Future releases of the LSO Presto APIs will evolve to support more technology domains, business requirements, and use cases. CenturyLink, Amartus, Cisco, Ericsson, Huawei, NEC, and Nokia are among the main contributors to the first LSO Presto SDK release.
Like the Sonata SDK, the Presto SDK is centered on cutting through proprietary red tape for Ethernet provisioning. The Presto SDK data transfer APIs give service providers more of an open environment to deploy services via standardized elements.
“The idea is if you standardize the APIs for things like network resource provisioning or service OAM, you do it once in an SDN controller and it does not matter what technology domains you have underneath,” Bar-Lev said. “It gives the service providers a lot more flexibility to how they integrate their existing and new infrastructures where it’s virtualized or legacy.”
The LSO Presto API is already supported within an OpenDaylight SDN controller plug-in contributed into the ODL UNI Manager project.
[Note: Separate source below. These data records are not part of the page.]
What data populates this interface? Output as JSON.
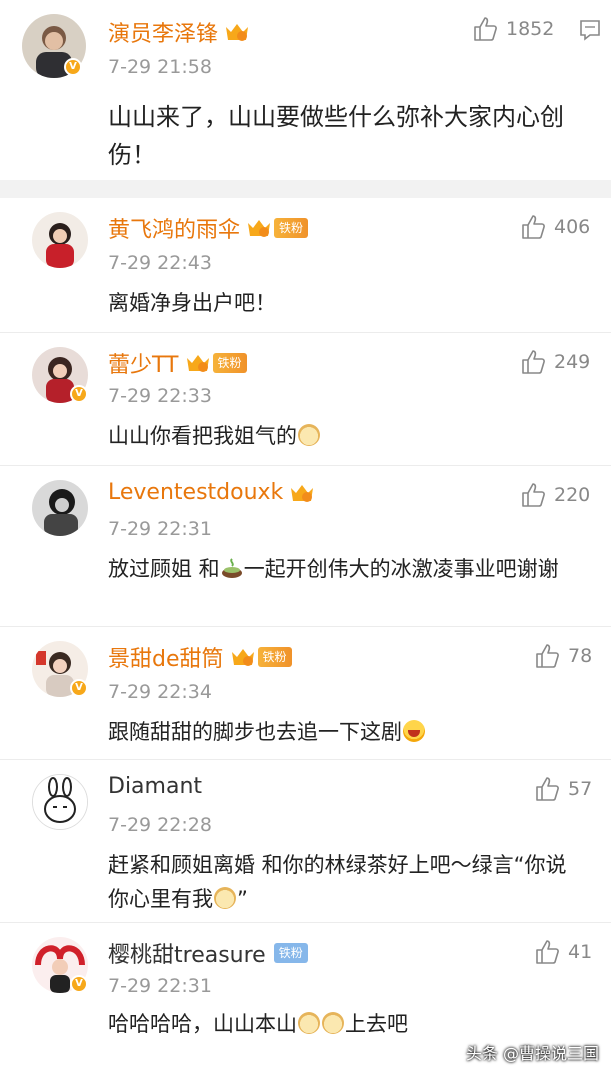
{
  "post": {
    "author": "演员李泽锋",
    "time": "7-29 21:58",
    "likes": "1852",
    "text": "山山来了，山山要做些什么弥补大家内心创伤！"
  },
  "comments": [
    {
      "name": "黄飞鸿的雨伞",
      "badge": "铁粉",
      "time": "7-29 22:43",
      "likes": "406",
      "text": "离婚净身出户吧！"
    },
    {
      "name": "蕾少TT",
      "badge": "铁粉",
      "time": "7-29 22:33",
      "likes": "249",
      "text_before": "山山你看把我姐气的",
      "text_after": ""
    },
    {
      "name": "Leventestdouxk",
      "time": "7-29 22:31",
      "likes": "220",
      "text_before": "放过顾姐 和",
      "text_after": "一起开创伟大的冰激凌事业吧谢谢"
    },
    {
      "name": "景甜de甜筒",
      "badge": "铁粉",
      "time": "7-29 22:34",
      "likes": "78",
      "text_before": "跟随甜甜的脚步也去追一下这剧",
      "text_after": ""
    },
    {
      "name": "Diamant",
      "time": "7-29 22:28",
      "likes": "57",
      "text_before": "赶紧和顾姐离婚 和你的林绿茶好上吧～绿言“你说你心里有我",
      "text_after": "”"
    },
    {
      "name": "樱桃甜treasure",
      "badge": "铁粉",
      "time": "7-29 22:31",
      "likes": "41",
      "text_before": "哈哈哈哈，山山本山",
      "text_after": "上去吧"
    }
  ],
  "watermark": "头条 @曹操说三国",
  "colors": {
    "name": "#e8770c",
    "separator": "#f2f2f2",
    "vip": "#f7a81a"
  }
}
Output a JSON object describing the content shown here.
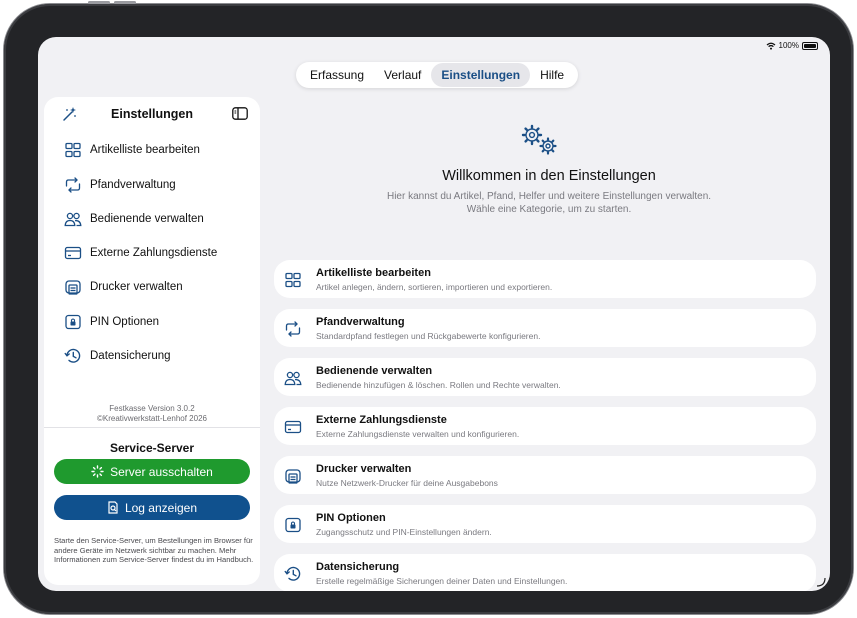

It includes a reference implementation with the ODL SDN controller that demonstrates how a northbound application can provision an end-to-end network connectivity service between two endpoints in both a technology-agnostic and vendor-agnostic manner.
Presto is also being implemented in ONOS as well.
“We’re giving a starting point to the industry to look at and they can integrate it into their SDN controllers and IT systems,” Bar-Lev said.